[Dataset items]
+++++

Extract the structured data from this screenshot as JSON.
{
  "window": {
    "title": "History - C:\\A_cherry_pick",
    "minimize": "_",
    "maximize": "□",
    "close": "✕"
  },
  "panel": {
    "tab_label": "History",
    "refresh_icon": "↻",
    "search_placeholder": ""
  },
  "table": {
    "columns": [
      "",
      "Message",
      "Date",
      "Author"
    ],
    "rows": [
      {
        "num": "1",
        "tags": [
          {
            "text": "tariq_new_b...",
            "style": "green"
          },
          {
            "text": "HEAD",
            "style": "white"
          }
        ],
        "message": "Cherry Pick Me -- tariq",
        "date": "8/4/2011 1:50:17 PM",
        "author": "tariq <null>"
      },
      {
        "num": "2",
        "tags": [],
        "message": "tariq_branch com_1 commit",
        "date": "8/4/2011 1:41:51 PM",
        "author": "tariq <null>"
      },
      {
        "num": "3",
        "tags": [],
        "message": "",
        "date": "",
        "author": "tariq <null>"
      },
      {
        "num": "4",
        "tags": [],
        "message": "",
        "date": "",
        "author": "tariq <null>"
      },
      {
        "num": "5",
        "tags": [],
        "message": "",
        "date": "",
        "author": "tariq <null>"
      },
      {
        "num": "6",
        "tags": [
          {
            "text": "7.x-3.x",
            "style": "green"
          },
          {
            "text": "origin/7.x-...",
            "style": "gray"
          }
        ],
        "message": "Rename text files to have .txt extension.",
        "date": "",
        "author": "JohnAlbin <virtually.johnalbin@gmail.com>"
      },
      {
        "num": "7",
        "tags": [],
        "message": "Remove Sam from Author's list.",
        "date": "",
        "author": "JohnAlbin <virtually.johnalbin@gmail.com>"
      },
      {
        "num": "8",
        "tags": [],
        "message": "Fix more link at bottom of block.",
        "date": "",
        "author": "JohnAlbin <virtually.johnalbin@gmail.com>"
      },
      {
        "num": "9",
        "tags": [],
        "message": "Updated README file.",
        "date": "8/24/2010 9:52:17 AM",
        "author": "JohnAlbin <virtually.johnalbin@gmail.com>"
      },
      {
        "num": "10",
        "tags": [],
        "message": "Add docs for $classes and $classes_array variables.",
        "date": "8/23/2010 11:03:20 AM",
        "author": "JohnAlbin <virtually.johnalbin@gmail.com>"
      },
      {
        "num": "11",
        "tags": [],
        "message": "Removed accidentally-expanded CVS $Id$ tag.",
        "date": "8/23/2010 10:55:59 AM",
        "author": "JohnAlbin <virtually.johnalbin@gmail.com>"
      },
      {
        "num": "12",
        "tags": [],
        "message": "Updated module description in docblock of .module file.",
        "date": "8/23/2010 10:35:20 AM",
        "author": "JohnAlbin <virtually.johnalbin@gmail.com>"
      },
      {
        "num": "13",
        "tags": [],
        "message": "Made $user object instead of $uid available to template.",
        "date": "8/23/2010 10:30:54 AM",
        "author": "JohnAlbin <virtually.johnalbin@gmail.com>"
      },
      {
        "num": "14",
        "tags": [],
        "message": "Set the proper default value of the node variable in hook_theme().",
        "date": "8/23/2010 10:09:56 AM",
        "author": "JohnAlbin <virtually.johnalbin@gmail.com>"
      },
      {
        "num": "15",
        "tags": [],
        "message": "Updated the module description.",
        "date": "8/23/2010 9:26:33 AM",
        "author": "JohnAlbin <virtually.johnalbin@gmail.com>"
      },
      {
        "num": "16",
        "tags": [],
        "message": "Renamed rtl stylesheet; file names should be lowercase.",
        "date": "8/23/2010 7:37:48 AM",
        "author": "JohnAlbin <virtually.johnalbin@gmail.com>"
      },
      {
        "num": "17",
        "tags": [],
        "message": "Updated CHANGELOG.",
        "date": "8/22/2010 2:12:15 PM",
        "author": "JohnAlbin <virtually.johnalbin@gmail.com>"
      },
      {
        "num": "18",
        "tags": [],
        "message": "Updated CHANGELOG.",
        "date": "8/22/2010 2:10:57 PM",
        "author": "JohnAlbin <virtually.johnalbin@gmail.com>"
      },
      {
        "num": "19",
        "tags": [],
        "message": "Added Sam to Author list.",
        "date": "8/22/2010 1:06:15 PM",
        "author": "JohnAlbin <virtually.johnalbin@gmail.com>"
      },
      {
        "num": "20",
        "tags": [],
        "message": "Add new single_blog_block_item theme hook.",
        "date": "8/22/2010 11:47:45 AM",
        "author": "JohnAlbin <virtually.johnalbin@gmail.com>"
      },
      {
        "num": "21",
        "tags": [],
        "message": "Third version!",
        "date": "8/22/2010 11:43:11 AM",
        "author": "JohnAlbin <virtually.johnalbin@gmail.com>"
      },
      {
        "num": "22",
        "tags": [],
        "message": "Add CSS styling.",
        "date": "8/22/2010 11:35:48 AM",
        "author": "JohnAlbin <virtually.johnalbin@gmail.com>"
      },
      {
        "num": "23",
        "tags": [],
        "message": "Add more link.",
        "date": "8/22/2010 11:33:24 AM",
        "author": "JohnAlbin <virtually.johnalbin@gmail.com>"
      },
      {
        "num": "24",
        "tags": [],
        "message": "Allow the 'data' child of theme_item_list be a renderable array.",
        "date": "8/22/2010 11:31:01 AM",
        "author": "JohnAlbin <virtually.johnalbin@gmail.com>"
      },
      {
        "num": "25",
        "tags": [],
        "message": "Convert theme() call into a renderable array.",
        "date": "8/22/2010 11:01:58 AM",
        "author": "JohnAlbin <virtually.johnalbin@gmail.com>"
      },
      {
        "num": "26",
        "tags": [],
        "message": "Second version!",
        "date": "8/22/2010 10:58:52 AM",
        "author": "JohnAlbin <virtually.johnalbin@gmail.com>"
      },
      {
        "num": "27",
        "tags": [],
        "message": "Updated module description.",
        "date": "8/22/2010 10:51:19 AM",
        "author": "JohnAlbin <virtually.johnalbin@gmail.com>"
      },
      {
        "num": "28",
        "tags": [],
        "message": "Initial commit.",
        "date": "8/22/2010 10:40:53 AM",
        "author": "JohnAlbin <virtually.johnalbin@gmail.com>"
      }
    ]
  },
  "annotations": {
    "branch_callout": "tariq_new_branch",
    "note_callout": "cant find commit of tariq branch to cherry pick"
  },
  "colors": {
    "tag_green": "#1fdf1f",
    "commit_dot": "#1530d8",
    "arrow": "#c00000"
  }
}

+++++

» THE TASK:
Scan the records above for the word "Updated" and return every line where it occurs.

» YOUR SOLUTION:
        "message": "Updated README file.",
        "message": "Updated module description in docblock of .module file.",
        "message": "Updated the module description.",
        "message": "Updated CHANGELOG.",
        "message": "Updated CHANGELOG.",
        "message": "Updated module description.",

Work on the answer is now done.